Placebo Therapy

Author Affiliations

Margate, NJ

JAMA. 1980;243(3):229-230. doi:10.1001/jama.1980.03300290013005
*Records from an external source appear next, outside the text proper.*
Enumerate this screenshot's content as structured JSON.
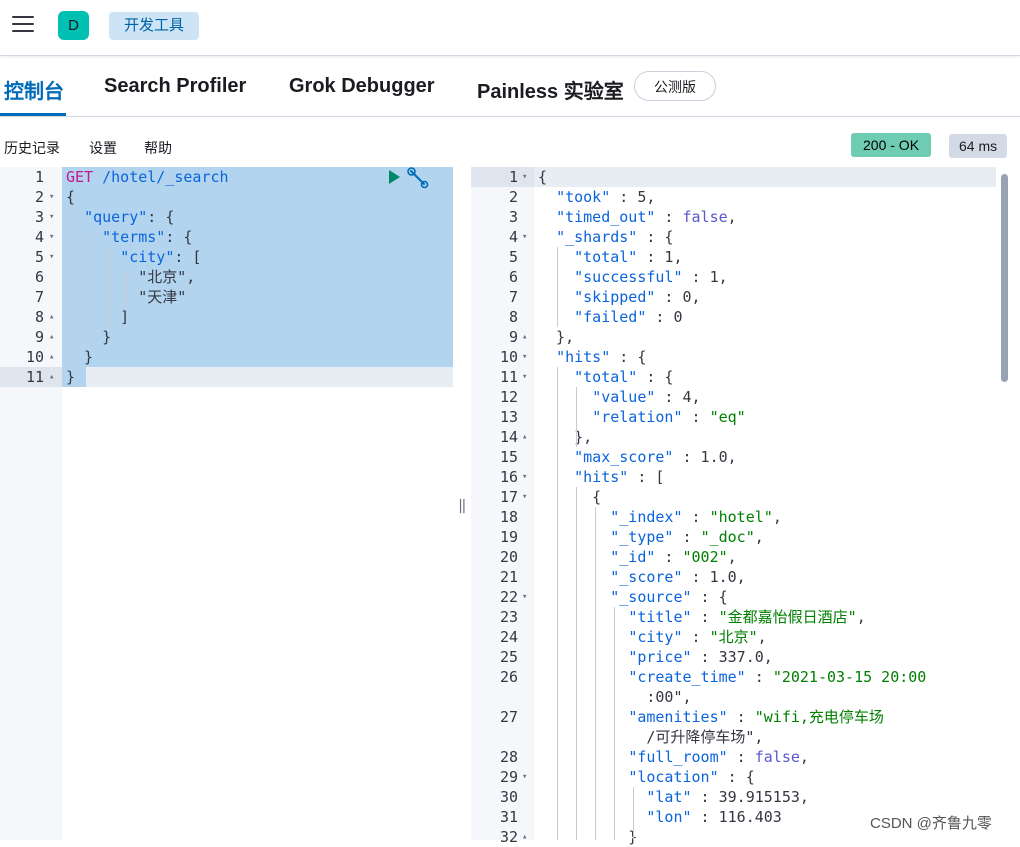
{
  "header": {
    "avatar_letter": "D",
    "breadcrumb": "开发工具"
  },
  "tabs": [
    {
      "label": "控制台",
      "active": true
    },
    {
      "label": "Search Profiler"
    },
    {
      "label": "Grok Debugger"
    },
    {
      "label": "Painless 实验室"
    }
  ],
  "beta_badge": "公测版",
  "toolbar": {
    "history": "历史记录",
    "settings": "设置",
    "help": "帮助",
    "status": "200 - OK",
    "timing": "64 ms"
  },
  "request": {
    "method": "GET",
    "path": " /hotel/_search",
    "line_numbers": [
      "1",
      "2",
      "3",
      "4",
      "5",
      "6",
      "7",
      "8",
      "9",
      "10",
      "11"
    ],
    "lines": [
      "{",
      "  \"query\": {",
      "    \"terms\": {",
      "      \"city\": [",
      "        \"北京\",",
      "        \"天津\"",
      "      ]",
      "    }",
      "  }",
      "}"
    ]
  },
  "response": {
    "line_numbers": [
      "1",
      "2",
      "3",
      "4",
      "5",
      "6",
      "7",
      "8",
      "9",
      "10",
      "11",
      "12",
      "13",
      "14",
      "15",
      "16",
      "17",
      "18",
      "19",
      "20",
      "21",
      "22",
      "23",
      "24",
      "25",
      "26",
      "",
      "27",
      "",
      "28",
      "29",
      "30",
      "31",
      "32"
    ],
    "lines": [
      "{",
      "  \"took\" : 5,",
      "  \"timed_out\" : false,",
      "  \"_shards\" : {",
      "    \"total\" : 1,",
      "    \"successful\" : 1,",
      "    \"skipped\" : 0,",
      "    \"failed\" : 0",
      "  },",
      "  \"hits\" : {",
      "    \"total\" : {",
      "      \"value\" : 4,",
      "      \"relation\" : \"eq\"",
      "    },",
      "    \"max_score\" : 1.0,",
      "    \"hits\" : [",
      "      {",
      "        \"_index\" : \"hotel\",",
      "        \"_type\" : \"_doc\",",
      "        \"_id\" : \"002\",",
      "        \"_score\" : 1.0,",
      "        \"_source\" : {",
      "          \"title\" : \"金都嘉怡假日酒店\",",
      "          \"city\" : \"北京\",",
      "          \"price\" : 337.0,",
      "          \"create_time\" : \"2021-03-15 20:00",
      "            :00\",",
      "          \"amenities\" : \"wifi,充电停车场",
      "            /可升降停车场\",",
      "          \"full_room\" : false,",
      "          \"location\" : {",
      "            \"lat\" : 39.915153,",
      "            \"lon\" : 116.403",
      "          }"
    ]
  },
  "watermark": "CSDN @齐鲁九零"
}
To the Editor.—  I read with many shared concerns the article by Tomas J. Silber, MD (242:247, 1979), discussing the use of placebos. He makes a laudable attempt to classify the different ethical issues involved in trying to place an a priori label of good or bad on the use of placebos based, in the main, on the intentions of the prescriber.My difficulty with their use stems from other ethical issues. Implicit in the physician's choice to use a placebo is his knowledge that the drug is inherently worthless. However, for the placebo effect to occur, the patient must believe that the drug is potent and working to his benefit.Furthermore, the physician should display ample enthusiasm about the drug to enhance the intensity and longevity of the placebo effect.A fascinating chronicle of the uses of placebos in the treatment of angina, by Benson and McCallie,1 demonstrates